*** Data ***
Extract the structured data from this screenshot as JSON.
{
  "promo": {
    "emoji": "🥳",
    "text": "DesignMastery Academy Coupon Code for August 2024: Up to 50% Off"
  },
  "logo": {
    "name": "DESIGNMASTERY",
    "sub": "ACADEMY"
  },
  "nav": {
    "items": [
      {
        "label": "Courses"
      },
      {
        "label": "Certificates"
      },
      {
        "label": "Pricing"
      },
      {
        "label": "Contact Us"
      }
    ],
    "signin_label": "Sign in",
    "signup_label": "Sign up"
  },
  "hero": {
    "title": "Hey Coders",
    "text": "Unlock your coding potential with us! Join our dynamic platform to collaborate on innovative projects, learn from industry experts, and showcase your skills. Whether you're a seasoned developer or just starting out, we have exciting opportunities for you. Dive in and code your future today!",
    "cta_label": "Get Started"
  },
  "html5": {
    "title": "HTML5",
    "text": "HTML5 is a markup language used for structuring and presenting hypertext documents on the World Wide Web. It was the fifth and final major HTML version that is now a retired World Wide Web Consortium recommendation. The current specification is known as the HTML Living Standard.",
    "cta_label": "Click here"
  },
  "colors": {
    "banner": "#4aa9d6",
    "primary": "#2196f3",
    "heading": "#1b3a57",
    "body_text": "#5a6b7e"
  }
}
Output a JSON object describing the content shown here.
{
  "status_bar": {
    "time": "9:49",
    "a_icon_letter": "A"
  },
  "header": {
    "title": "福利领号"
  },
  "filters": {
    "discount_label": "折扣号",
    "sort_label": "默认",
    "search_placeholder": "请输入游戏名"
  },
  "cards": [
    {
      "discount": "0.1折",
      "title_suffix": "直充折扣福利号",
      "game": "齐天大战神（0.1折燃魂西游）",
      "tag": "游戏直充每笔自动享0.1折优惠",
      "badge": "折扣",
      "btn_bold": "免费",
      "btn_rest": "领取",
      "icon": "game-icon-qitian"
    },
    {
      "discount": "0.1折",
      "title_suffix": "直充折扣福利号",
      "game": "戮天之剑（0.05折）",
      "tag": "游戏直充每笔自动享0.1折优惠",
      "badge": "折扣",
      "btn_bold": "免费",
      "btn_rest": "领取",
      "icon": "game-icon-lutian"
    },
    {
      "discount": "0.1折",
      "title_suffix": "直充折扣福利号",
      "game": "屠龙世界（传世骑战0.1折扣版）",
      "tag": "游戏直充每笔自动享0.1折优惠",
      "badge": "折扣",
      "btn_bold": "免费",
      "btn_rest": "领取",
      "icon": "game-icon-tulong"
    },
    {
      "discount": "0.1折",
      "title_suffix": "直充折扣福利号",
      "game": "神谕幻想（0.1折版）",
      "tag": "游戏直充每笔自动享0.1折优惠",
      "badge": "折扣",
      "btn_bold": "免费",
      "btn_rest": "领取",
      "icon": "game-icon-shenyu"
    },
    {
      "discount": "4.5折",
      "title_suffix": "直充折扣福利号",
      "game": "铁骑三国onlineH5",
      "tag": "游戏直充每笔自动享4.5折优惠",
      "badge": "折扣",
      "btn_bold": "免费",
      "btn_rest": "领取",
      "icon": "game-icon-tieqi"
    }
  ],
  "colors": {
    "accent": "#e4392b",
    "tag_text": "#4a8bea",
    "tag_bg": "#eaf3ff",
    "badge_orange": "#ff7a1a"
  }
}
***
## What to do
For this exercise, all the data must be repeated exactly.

## Result
Extract the structured data from this screenshot as JSON.
{
  "promo": {
    "emoji": "🥳",
    "text": "DesignMastery Academy Coupon Code for August 2024: Up to 50% Off"
  },
  "logo": {
    "name": "DESIGNMASTERY",
    "sub": "ACADEMY"
  },
  "nav": {
    "items": [
      {
        "label": "Courses"
      },
      {
        "label": "Certificates"
      },
      {
        "label": "Pricing"
      },
      {
        "label": "Contact Us"
      }
    ],
    "signin_label": "Sign in",
    "signup_label": "Sign up"
  },
  "hero": {
    "title": "Hey Coders",
    "text": "Unlock your coding potential with us! Join our dynamic platform to collaborate on innovative projects, learn from industry experts, and showcase your skills. Whether you're a seasoned developer or just starting out, we have exciting opportunities for you. Dive in and code your future today!",
    "cta_label": "Get Started"
  },
  "html5": {
    "title": "HTML5",
    "text": "HTML5 is a markup language used for structuring and presenting hypertext documents on the World Wide Web. It was the fifth and final major HTML version that is now a retired World Wide Web Consortium recommendation. The current specification is known as the HTML Living Standard.",
    "cta_label": "Click here"
  },
  "colors": {
    "banner": "#4aa9d6",
    "primary": "#2196f3",
    "heading": "#1b3a57",
    "body_text": "#5a6b7e"
  }
}
Output a JSON object describing the content shown here.
{
  "status_bar": {
    "time": "9:49",
    "a_icon_letter": "A"
  },
  "header": {
    "title": "福利领号"
  },
  "filters": {
    "discount_label": "折扣号",
    "sort_label": "默认",
    "search_placeholder": "请输入游戏名"
  },
  "cards": [
    {
      "discount": "0.1折",
      "title_suffix": "直充折扣福利号",
      "game": "齐天大战神（0.1折燃魂西游）",
      "tag": "游戏直充每笔自动享0.1折优惠",
      "badge": "折扣",
      "btn_bold": "免费",
      "btn_rest": "领取",
      "icon": "game-icon-qitian"
    },
    {
      "discount": "0.1折",
      "title_suffix": "直充折扣福利号",
      "game": "戮天之剑（0.05折）",
      "tag": "游戏直充每笔自动享0.1折优惠",
      "badge": "折扣",
      "btn_bold": "免费",
      "btn_rest": "领取",
      "icon": "game-icon-lutian"
    },
    {
      "discount": "0.1折",
      "title_suffix": "直充折扣福利号",
      "game": "屠龙世界（传世骑战0.1折扣版）",
      "tag": "游戏直充每笔自动享0.1折优惠",
      "badge": "折扣",
      "btn_bold": "免费",
      "btn_rest": "领取",
      "icon": "game-icon-tulong"
    },
    {
      "discount": "0.1折",
      "title_suffix": "直充折扣福利号",
      "game": "神谕幻想（0.1折版）",
      "tag": "游戏直充每笔自动享0.1折优惠",
      "badge": "折扣",
      "btn_bold": "免费",
      "btn_rest": "领取",
      "icon": "game-icon-shenyu"
    },
    {
      "discount": "4.5折",
      "title_suffix": "直充折扣福利号",
      "game": "铁骑三国onlineH5",
      "tag": "游戏直充每笔自动享4.5折优惠",
      "badge": "折扣",
      "btn_bold": "免费",
      "btn_rest": "领取",
      "icon": "game-icon-tieqi"
    }
  ],
  "colors": {
    "accent": "#e4392b",
    "tag_text": "#4a8bea",
    "tag_bg": "#eaf3ff",
    "badge_orange": "#ff7a1a"
  }
}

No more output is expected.